In ruling upon defendants’ motions to dismiss, the trial court considered not only the pleadings, but also affidavits, the Board’s report, and the testimony of four witnesses presented at the hearing. Where matters outside the pleadings are presented to and considered by the court on a Rule 12(b)(6) motion to dismiss, the motion will be treated as one for summary judgment pursuant to Rule 56. G.S. 1A-1, Rule 12(b); Stanback v. Stanback, 297 N.C. 181, 254 S.E. 2d 611 (1979). Summary judgment is appropriate where there are no triable issues of fact and one party is entitled to judgment as a matter of law.

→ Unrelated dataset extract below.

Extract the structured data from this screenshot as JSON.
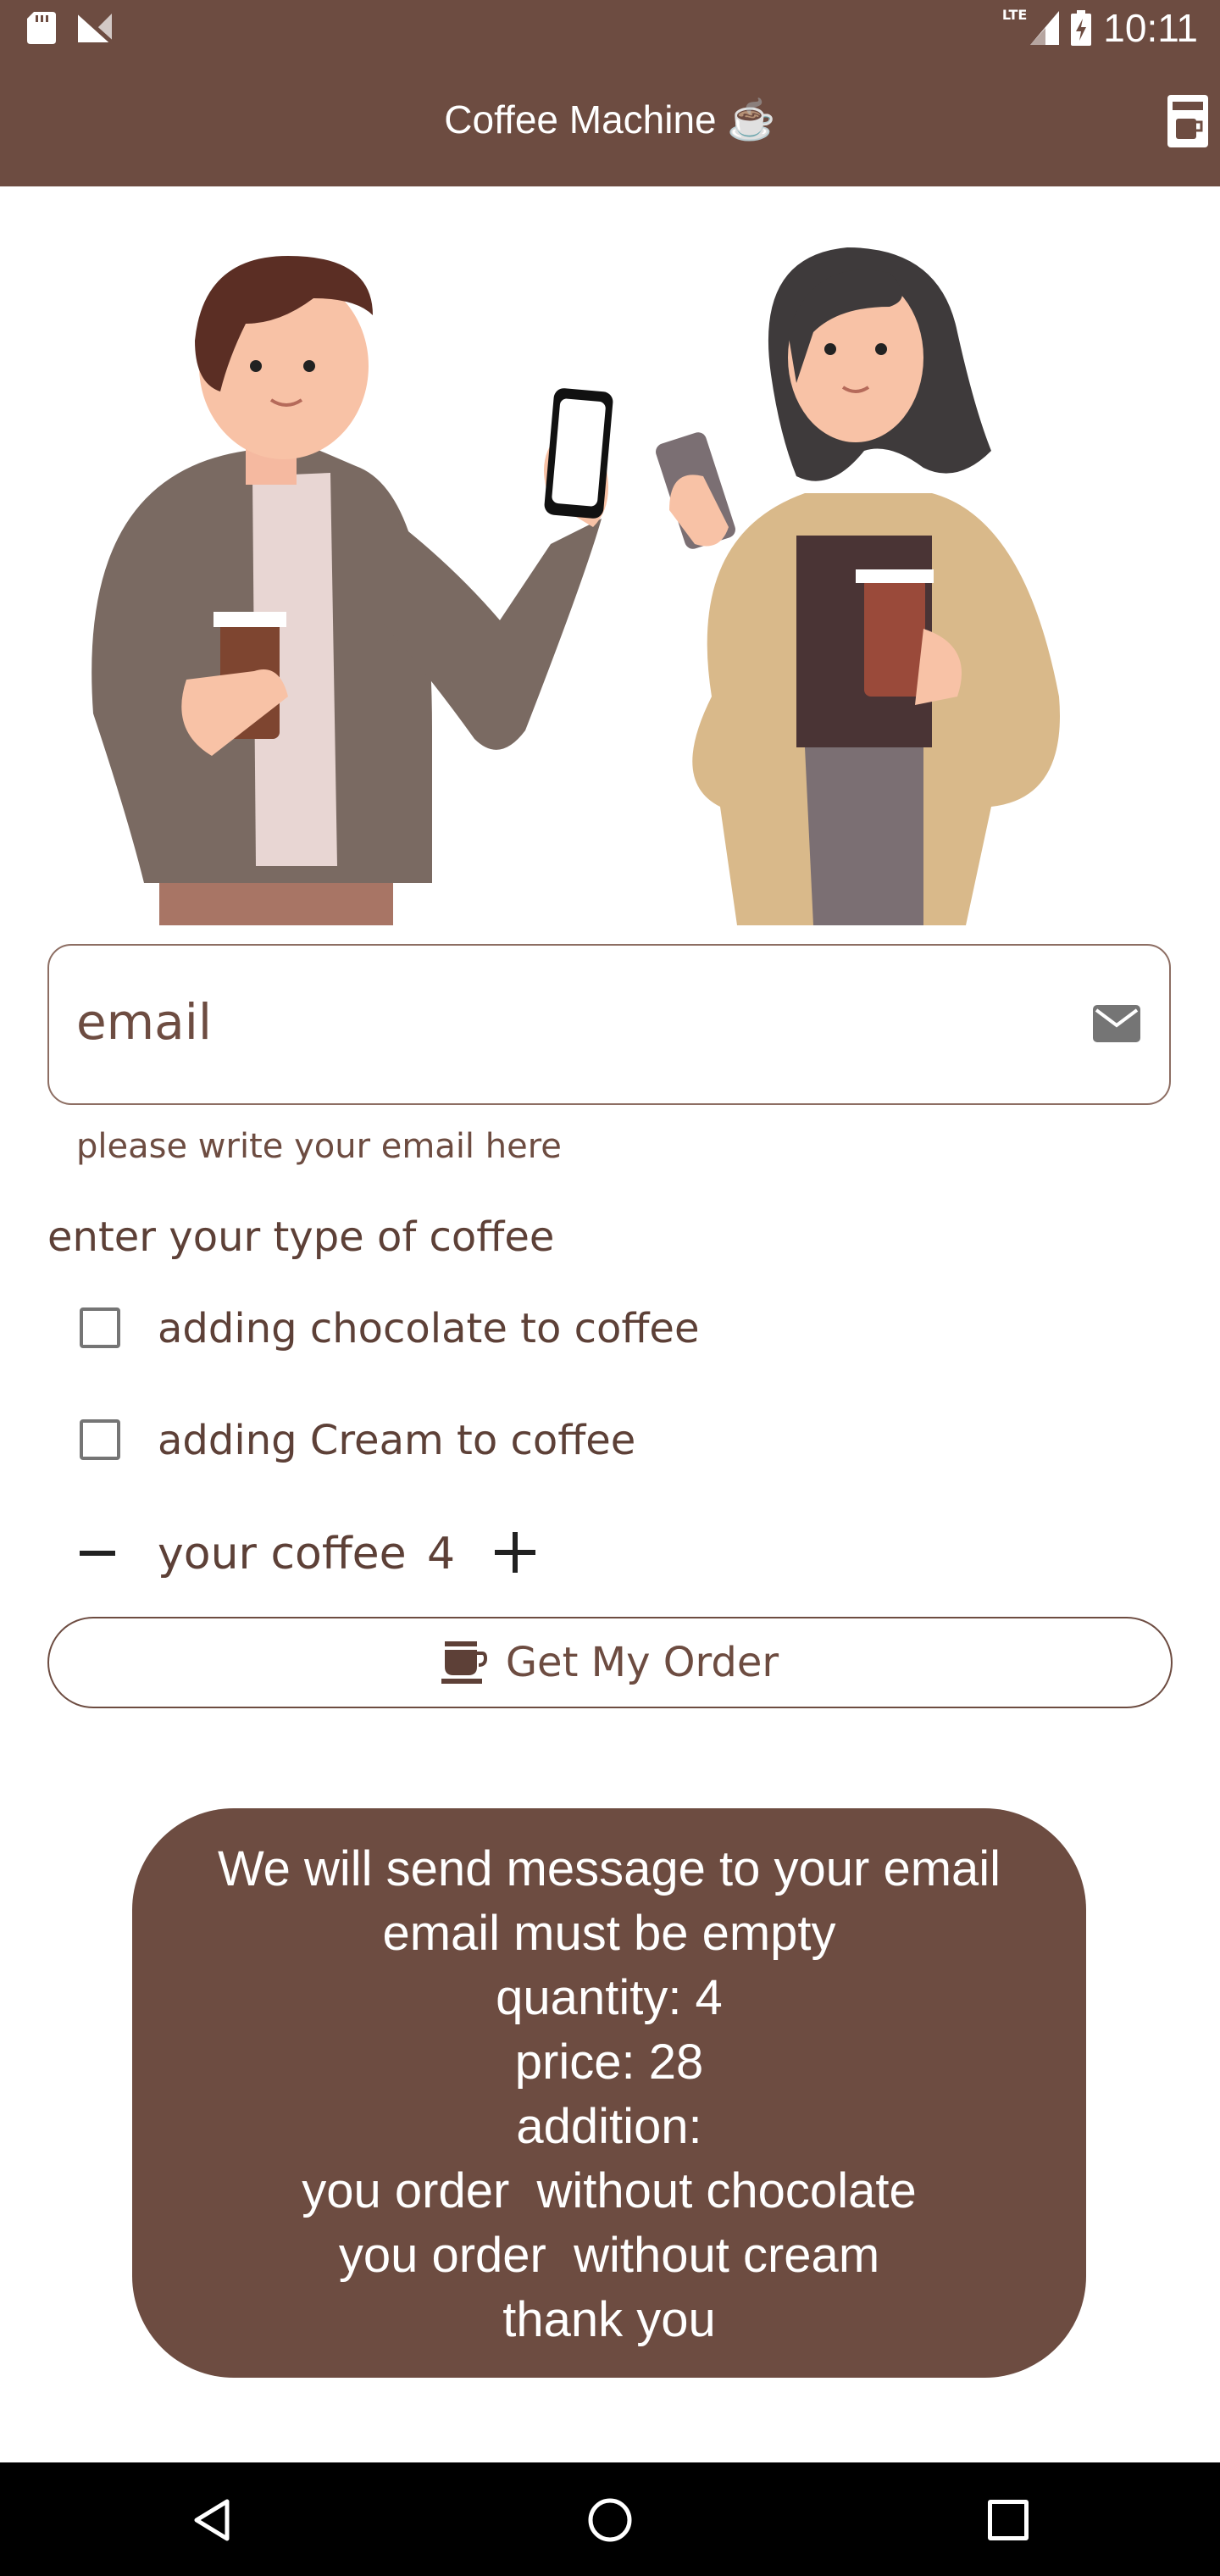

Brenner v. The Little Red School House, Ltd., 302 N.C. 207, 274 S.E. 2d 206 (1981).
A writ of mandamus is “an order from a court of competent jurisdiction to a board, corporation, inferior court, officer or person commanding the performance of a specified official duty imposed by law.” Sutton v. Figgatt, 280 N.C. 89, 93, 185 S.E. 2d 97, 99 (1971). “It will lie only against a party under present legal obligation to perform the act sought to be enforced, and only at the instance of a party having a clear legal right to demand performance, and then only when there is no other adequate remedy available.” 8 Strong’s North Carolina Index 3d, Mandamus, § 1 at 441-42. The statutory authority for the remedy of mandamus by civil action, formerly found in G.S. 1-511 et seq., was repealed effective 1 January 1970, however, the remedy previously provided by the writ of mandamus remains available through the equitable remedy of mandatory injunction. Sutton v. Figgatt, supra. The substantive grounds for granting the relief requested as developed under former practice still control. Fleming v. Mann, 23 N.C. App. 418, 209 S.E. 2d 366 (1974).
G.S. 89C-22(b) provides;
All charges, unless dismissed by the Board as unfounded or trivial, shall be heard by the Board or hearing officer as provided under the requirements of Chapter 150A of the General Statutes.
*315According to the statute, the Board must conduct a hearing upon charges preferred against a registrant unless the Board determines the charges to be “unfounded or trivial” and dismisses them. The determination of whether charges are “unfounded or trivial” or are of sufficient substance to merit a disciplinary hearing is a decision necessarily committed to the sound discretion of the Board.
Mandamus will lie to require a board or tribunal to exercise its discretion, but not to direct or compel the manner in which such discretion or judgment should be exercised. Stocks v. Thompson, 1 N.C. App. 201, 161 S.E. 2d 149 (1968). Mandamus “will not lie where the act to be done involves the exercise of judgment and discretion.” Id. at 203, 161 S.E. 2d at 152, quoting 2 McIntosh, N. C. Practice 2d, § 2445(3). In the present case, all of the evidence establishes that the Board, upon receipt of the charges made by plaintiff against Vaughn, referred the information to its review committee for investigation and evaluation. The review committee subsequently rendered a written recommendation concerning the charges which was considered and adopted by the Board. The Board then determined that the charges were unfounded and dismissed them. While the evidence discloses that plaintiff and one of his witnesses disagree with the Board’s judgment, there is no dispute with respect to the fact that the Board investigated the charges and exercised its judgment in determining whether they were of such a nature as to require a hearing or whether the charges should be dismissed. The Board having performed the duty required of it by the statute, defendants were entitled, as a matter of law, to judgment dismissing plaintiffs complaint for mandamus.
The order of the trial court dismissing plaintiffs action is
Judges BECTON and COZORT concur.